So fast are old white-run companies scanning "on the move" sections of the local press to hire black faces for their affirmative action programmes that Vincent Musewe felt it was time to put critical whites straight about who was to blame.
"Job-hopping is natural. We will have a shortage of black professionals for a decade at least," he wrote to a Johannesburg newspaper. "Black professionals, for once, can choose who they want to work for and at what price and for how long."
White business networks retain most economic control, of course, and black South Africans like Mr Musewe must fight against tokenism. As they race ahead, the new middle class also has to keep a weather eye on those relatives who are still poor. Perhaps 2
0 per cent of black South African society has not even a foot on the economic ladder, nine months after multi-racial elections brought in President Nelson Mandela's government.
So far, black society has been patient, ready to take the slow, hard route out of the townships and squatter camps, accepting the culture of reconciliation fostered by Mr Mandela and his African National Congress.
A black criminal underclass does target white suburbs. But a far bigger invasion has been by dressed-up weekend tourists from the poor outskirts, window-shopping in gleaming malls. And the new black business class is also determined to find some common cause with its old white masters.

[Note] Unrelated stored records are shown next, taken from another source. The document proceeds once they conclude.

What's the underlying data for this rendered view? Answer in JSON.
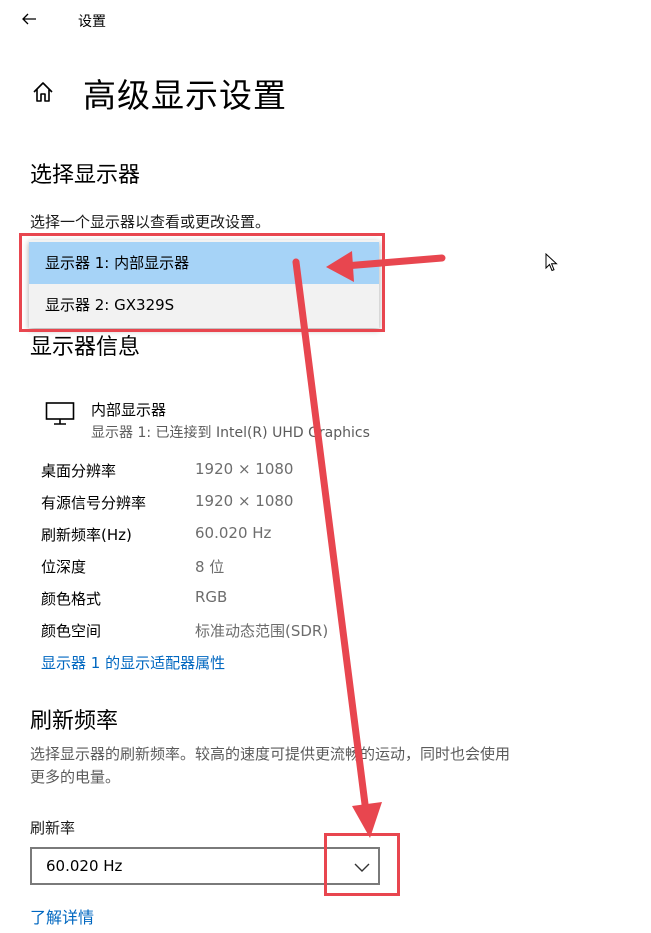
{
  "app": {
    "title": "设置",
    "back_icon": "back-arrow-icon"
  },
  "page": {
    "title": "高级显示设置",
    "home_icon": "home-icon"
  },
  "select_display": {
    "heading": "选择显示器",
    "description": "选择一个显示器以查看或更改设置。",
    "options": [
      "显示器 1: 内部显示器",
      "显示器 2: GX329S"
    ],
    "selected_index": 0
  },
  "display_info": {
    "heading": "显示器信息",
    "monitor_icon": "monitor-icon",
    "name": "内部显示器",
    "subtitle": "显示器 1: 已连接到 Intel(R) UHD Graphics",
    "rows": [
      {
        "label": "桌面分辨率",
        "value": "1920 × 1080"
      },
      {
        "label": "有源信号分辨率",
        "value": "1920 × 1080"
      },
      {
        "label": "刷新频率(Hz)",
        "value": "60.020 Hz"
      },
      {
        "label": "位深度",
        "value": "8 位"
      },
      {
        "label": "颜色格式",
        "value": "RGB"
      },
      {
        "label": "颜色空间",
        "value": "标准动态范围(SDR)"
      }
    ],
    "adapter_link": "显示器 1 的显示适配器属性"
  },
  "refresh_rate": {
    "heading": "刷新频率",
    "description_line1": "选择显示器的刷新频率。较高的速度可提供更流畅的运动，同时也会使用",
    "description_line2": "更多的电量。",
    "field_label": "刷新率",
    "selected_value": "60.020 Hz",
    "chevron_icon": "chevron-down-icon"
  },
  "learn_more": "了解详情",
  "colors": {
    "accent": "#0067c0",
    "selection": "#a6d3f7",
    "annotation": "#e8464f"
  }
}
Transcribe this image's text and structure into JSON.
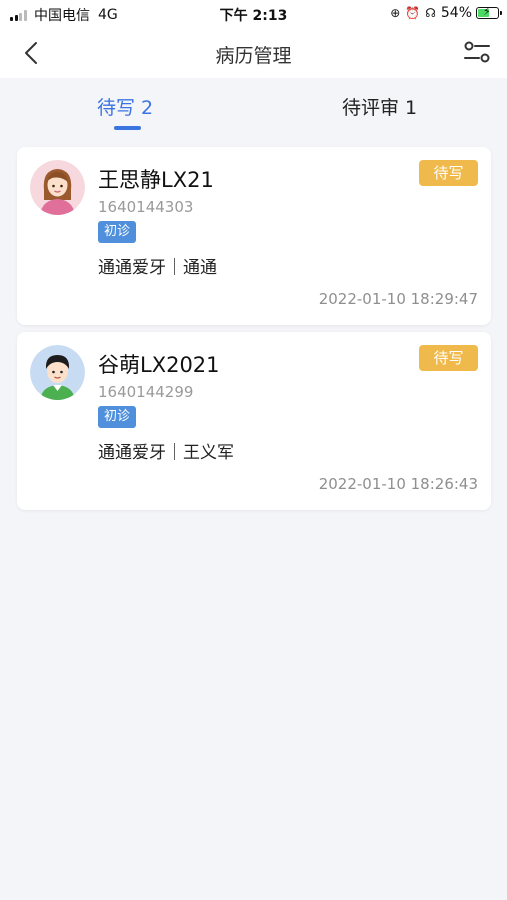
{
  "status_bar": {
    "carrier": "中国电信",
    "network": "4G",
    "time": "下午 2:13",
    "battery": "54%",
    "battery_level": 0.54,
    "icons": [
      "signal-icon",
      "lock-rotation-icon",
      "alarm-icon",
      "headphones-icon",
      "battery-charging-icon"
    ]
  },
  "nav": {
    "title": "病历管理",
    "back_icon": "chevron-left-icon",
    "filter_icon": "filter-sliders-icon"
  },
  "tabs": [
    {
      "label": "待写 2",
      "active": true
    },
    {
      "label": "待评审 1",
      "active": false
    }
  ],
  "colors": {
    "accent": "#3b74e0",
    "badge_pending": "#f0b94b",
    "tag_first_visit": "#4f8fdc",
    "background": "#f4f5f9"
  },
  "records": [
    {
      "name": "王思静LX21",
      "id": "1640144303",
      "tag": "初诊",
      "clinic_doctor": "通通爱牙｜通通",
      "status": "待写",
      "time": "2022-01-10 18:29:47",
      "avatar": "female-avatar-icon"
    },
    {
      "name": "谷萌LX2021",
      "id": "1640144299",
      "tag": "初诊",
      "clinic_doctor": "通通爱牙｜王义军",
      "status": "待写",
      "time": "2022-01-10 18:26:43",
      "avatar": "male-avatar-icon"
    }
  ]
}
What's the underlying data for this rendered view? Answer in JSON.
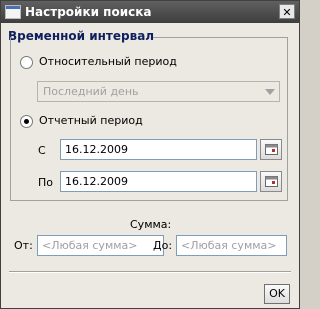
{
  "window": {
    "title": "Настройки поиска",
    "close_label": "✕"
  },
  "time_group": {
    "title": "Временной интервал",
    "relative": {
      "label": "Относительный период",
      "checked": false
    },
    "relative_combo": {
      "value": "Последний день"
    },
    "report": {
      "label": "Отчетный период",
      "checked": true
    },
    "from": {
      "label": "С",
      "value": "16.12.2009"
    },
    "to": {
      "label": "По",
      "value": "16.12.2009"
    }
  },
  "amount": {
    "title": "Сумма:",
    "from_label": "От:",
    "from_placeholder": "<Любая сумма>",
    "to_label": "До:",
    "to_placeholder": "<Любая сумма>"
  },
  "ok_label": "OK",
  "icons": {
    "calendar": "calendar-icon",
    "app": "app-window-icon"
  }
}
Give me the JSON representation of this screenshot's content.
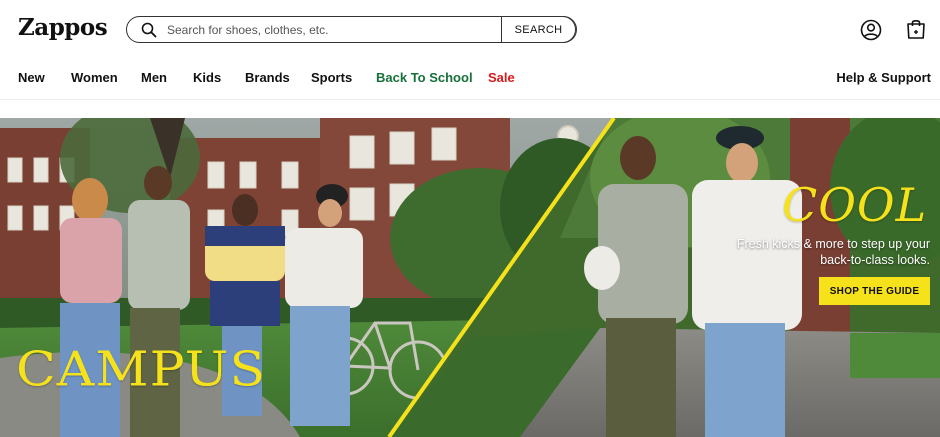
{
  "brand": {
    "logo_text": "Zappos"
  },
  "search": {
    "placeholder": "Search for shoes, clothes, etc.",
    "value": "",
    "button_label": "SEARCH",
    "icon": "search-icon"
  },
  "header_icons": {
    "account": "user-circle-icon",
    "cart": "shopping-bag-icon"
  },
  "nav": {
    "items": [
      {
        "label": "New"
      },
      {
        "label": "Women"
      },
      {
        "label": "Men"
      },
      {
        "label": "Kids"
      },
      {
        "label": "Brands"
      },
      {
        "label": "Sports"
      },
      {
        "label": "Back To School",
        "color": "#17703a"
      },
      {
        "label": "Sale",
        "color": "#d81b1b"
      }
    ],
    "help_label": "Help & Support"
  },
  "hero": {
    "left_headline": "CAMPUS",
    "right_headline": "COOL",
    "subtext": "Fresh kicks & more to step up your back-to-class looks.",
    "cta_label": "SHOP THE GUIDE",
    "accent_color": "#f6e21a"
  }
}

"My business is not black or white. We're just looking at credit products," said John More, 41, who was one of South Africa's first black bank managers. "My fellow guys [from Soweto] want money. But they don't have sufficient assets to back what they want to do. And I must see that my business grows."
Township society feels surprisingly little acrimony as the black middle classes have started to move out to white suburbs and send their children to former white schools. "Jealousy is common, but they can't destroy you. Basically everybody was happy whenI moved; they were proud of me," said Mr More.
A new study for the Centre for Policy Studies argues that township expectations were more moderate than was feared by those who foresaw disaster if the new government failed to deliver quickly on its election promises of houses, jobs and services. Poor people still want "to make the system work for them, not bring it down," the report says.
Injustices linger.The reason that the black middle class is so small is that other races have enormous head starts in the capitalist system, through education, training and financial power. The iniquity of all-white rule has been replaced by smaller tyrannies, such as the credit agencies' bad-risk lists.
"If you didn't pay your rent during a rent boycott, you could be on the blacklist and denied credit by the computer," said Mr More. "But if you had paid rent, you might have been killed."
Black people make up 75 per cent of the 40 million population, but Bob Cooper, an African-American consultant who has worked to "empower" black South Africans, said that less than 2 per cent of managers were black and it would take generations to achieveintegration.
Such statistics are behind the ANC's left-wing outlook. "The state has to take the lead," said Max Legodi, chief of the Soweto Chamber of Commerce. "We are still patient, but the patience is not going to last forever. Those of us in leadership positions have to have government achievements to explain to the people."
The government prefers the carrot to the stick. White-led banks, for instance, had to stage a public beauty parade of their affirmative action programmes as part of tenders to win the account of the new Johannesburg-area province, Gauteng.
Bheki Sigiya of the Black Management Forum, an elite black business group, said that instead of aiming to increase the 10 per cent of black society that had made it into the middle classes, efforts should be concentrated on bringing the underclass aboard.
"We are encouraging people to reduce hours in the working week just so that every family has at least one bread-winner," Mr Sigiya said."That is the only way to bring crime down."
Those who have moved out of the townships do feel a stake in bringing the fringes of black society into full citizenship. Even as he preaches the virtues of capitalist endeavour, Mr More says he never forgets his origins.
"In my new suburb I can't go over and ask my neighbour for salt, I can't turn the music up high and sometimes when I sit with my beer in the garden, I feel sort of lonely," said Mr More. "To have fun, I still go back to Soweto."